• _Given data_
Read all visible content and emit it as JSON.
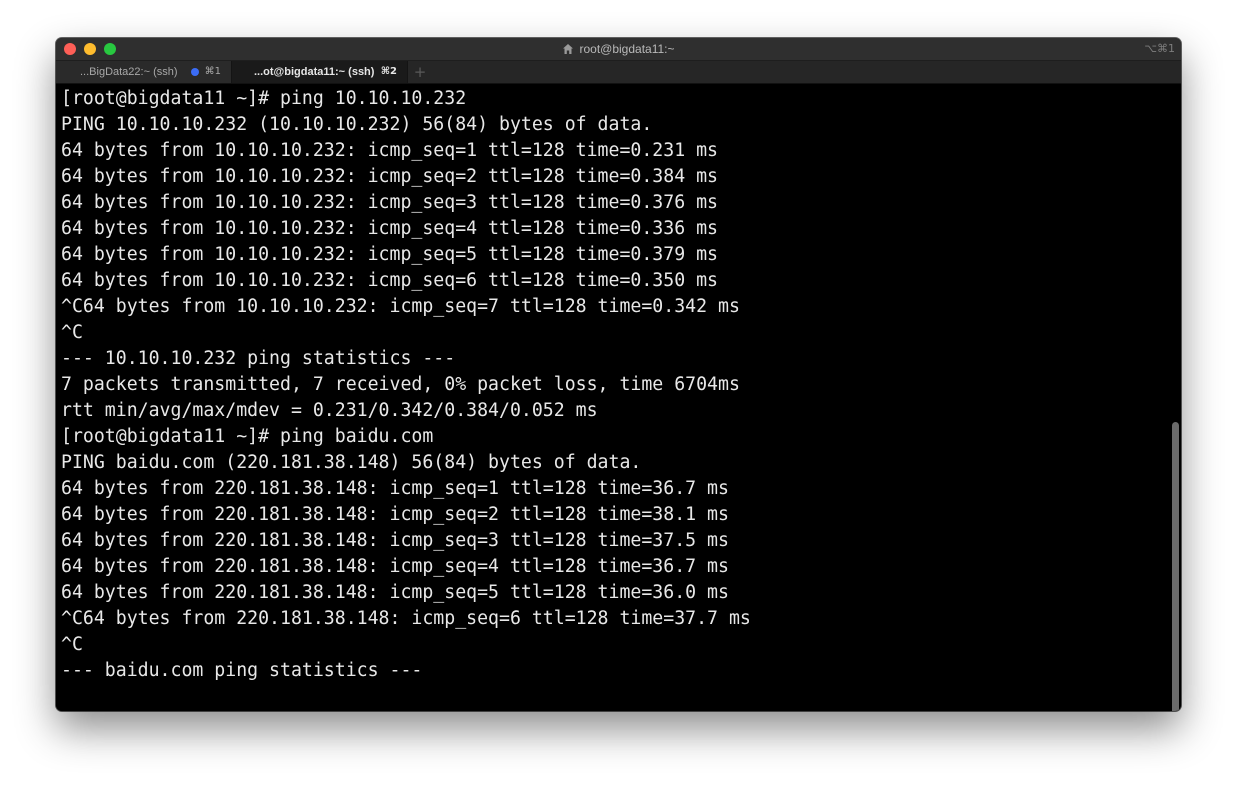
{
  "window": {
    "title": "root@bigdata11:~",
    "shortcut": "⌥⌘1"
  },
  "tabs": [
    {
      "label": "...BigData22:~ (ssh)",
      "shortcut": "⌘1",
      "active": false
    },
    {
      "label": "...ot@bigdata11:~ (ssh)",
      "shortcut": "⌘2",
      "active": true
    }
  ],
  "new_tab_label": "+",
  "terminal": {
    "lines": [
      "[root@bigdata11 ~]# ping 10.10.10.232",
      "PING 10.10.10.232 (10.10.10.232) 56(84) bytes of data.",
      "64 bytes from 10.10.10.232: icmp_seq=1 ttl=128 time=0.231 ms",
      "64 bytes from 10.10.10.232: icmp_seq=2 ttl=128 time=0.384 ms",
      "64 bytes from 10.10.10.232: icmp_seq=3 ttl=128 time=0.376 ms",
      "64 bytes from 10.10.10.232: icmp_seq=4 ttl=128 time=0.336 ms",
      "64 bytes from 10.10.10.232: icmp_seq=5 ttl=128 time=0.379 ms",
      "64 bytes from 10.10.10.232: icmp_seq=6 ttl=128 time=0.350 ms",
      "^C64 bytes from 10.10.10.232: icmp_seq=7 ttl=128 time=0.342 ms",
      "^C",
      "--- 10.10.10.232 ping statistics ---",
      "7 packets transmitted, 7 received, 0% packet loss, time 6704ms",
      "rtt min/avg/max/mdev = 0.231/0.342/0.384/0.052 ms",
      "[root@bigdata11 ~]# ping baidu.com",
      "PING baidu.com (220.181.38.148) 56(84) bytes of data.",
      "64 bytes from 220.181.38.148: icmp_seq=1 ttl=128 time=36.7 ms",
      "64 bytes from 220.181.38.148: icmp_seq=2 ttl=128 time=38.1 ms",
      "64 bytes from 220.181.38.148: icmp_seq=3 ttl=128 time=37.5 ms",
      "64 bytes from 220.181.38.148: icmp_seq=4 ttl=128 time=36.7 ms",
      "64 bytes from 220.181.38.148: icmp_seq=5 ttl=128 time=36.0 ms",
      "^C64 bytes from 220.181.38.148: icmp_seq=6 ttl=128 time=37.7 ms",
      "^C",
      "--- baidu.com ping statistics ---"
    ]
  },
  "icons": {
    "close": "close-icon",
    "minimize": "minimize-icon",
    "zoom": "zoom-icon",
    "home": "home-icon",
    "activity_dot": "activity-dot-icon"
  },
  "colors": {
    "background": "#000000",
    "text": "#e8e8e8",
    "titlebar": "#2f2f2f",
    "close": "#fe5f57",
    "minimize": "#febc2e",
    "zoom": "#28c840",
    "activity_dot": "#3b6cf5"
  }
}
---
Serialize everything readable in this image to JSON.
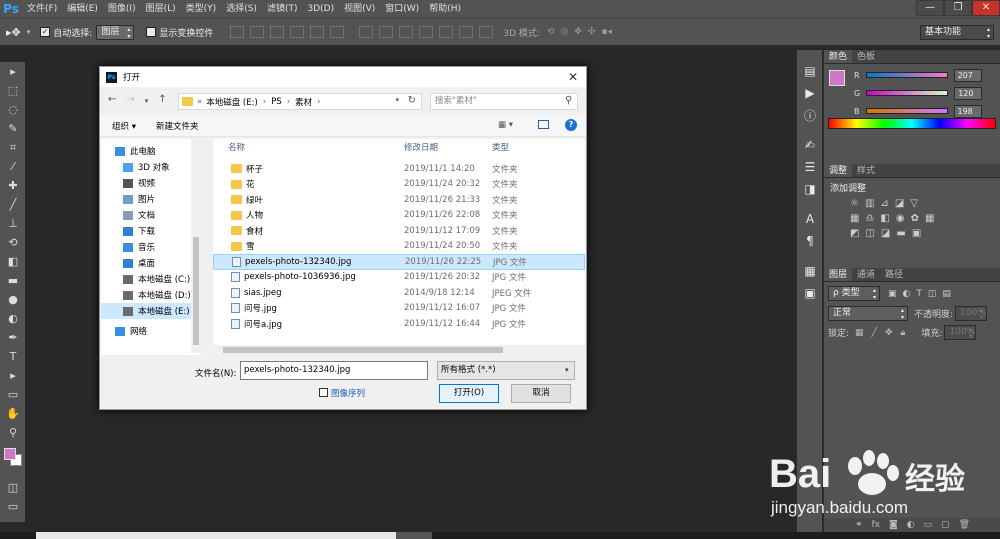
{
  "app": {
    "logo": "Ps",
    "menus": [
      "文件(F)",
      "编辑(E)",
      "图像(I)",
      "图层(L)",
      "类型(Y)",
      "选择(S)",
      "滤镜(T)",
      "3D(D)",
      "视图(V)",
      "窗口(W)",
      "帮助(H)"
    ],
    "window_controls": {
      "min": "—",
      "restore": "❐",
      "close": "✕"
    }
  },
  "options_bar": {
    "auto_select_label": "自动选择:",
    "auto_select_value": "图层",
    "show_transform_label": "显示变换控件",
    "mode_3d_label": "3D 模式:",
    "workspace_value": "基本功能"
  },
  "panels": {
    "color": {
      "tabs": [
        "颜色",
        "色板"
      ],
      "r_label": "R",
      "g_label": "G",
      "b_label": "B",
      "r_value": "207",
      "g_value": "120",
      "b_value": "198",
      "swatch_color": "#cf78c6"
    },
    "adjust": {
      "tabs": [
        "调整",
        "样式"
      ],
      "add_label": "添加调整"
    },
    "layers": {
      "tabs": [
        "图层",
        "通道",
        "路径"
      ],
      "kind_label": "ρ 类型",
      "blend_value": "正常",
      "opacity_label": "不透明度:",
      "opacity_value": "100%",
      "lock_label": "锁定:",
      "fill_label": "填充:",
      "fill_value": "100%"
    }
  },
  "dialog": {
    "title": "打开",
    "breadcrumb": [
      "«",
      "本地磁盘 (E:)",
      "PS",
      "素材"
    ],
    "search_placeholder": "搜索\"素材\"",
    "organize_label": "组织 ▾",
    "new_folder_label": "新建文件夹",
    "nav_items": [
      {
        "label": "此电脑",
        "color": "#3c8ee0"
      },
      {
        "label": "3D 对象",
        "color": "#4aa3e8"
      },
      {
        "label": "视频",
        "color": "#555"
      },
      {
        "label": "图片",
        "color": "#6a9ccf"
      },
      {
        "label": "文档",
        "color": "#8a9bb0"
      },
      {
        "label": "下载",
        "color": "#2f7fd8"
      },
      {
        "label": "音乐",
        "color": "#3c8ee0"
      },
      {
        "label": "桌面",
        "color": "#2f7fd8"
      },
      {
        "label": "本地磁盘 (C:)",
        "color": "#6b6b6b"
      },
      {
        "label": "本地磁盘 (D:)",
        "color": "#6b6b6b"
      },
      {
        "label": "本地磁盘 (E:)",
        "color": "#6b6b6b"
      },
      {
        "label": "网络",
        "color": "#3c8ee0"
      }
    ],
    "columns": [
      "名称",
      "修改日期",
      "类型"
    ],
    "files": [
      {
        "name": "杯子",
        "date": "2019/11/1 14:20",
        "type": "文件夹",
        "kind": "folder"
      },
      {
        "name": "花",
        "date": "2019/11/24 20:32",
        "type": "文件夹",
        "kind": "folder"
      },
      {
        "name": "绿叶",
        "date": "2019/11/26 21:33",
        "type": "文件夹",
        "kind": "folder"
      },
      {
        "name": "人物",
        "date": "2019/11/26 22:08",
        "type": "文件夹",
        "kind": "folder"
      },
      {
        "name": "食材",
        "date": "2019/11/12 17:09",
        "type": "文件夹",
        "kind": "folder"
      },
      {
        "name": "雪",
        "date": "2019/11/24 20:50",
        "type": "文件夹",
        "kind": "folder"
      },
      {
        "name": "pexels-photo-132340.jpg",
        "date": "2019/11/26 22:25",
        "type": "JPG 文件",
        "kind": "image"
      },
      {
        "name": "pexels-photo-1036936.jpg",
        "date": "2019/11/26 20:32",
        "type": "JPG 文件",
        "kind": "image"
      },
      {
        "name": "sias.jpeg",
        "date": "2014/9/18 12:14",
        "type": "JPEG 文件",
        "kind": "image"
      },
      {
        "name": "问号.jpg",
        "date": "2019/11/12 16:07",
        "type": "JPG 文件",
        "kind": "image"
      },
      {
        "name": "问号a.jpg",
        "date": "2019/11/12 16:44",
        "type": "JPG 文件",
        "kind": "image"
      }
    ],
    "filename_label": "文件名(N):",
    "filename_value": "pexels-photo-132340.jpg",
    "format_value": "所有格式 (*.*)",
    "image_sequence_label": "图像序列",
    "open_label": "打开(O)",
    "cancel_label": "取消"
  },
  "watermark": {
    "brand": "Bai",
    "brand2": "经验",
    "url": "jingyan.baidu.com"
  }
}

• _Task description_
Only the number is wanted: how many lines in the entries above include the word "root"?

• _Result of the exercise_
3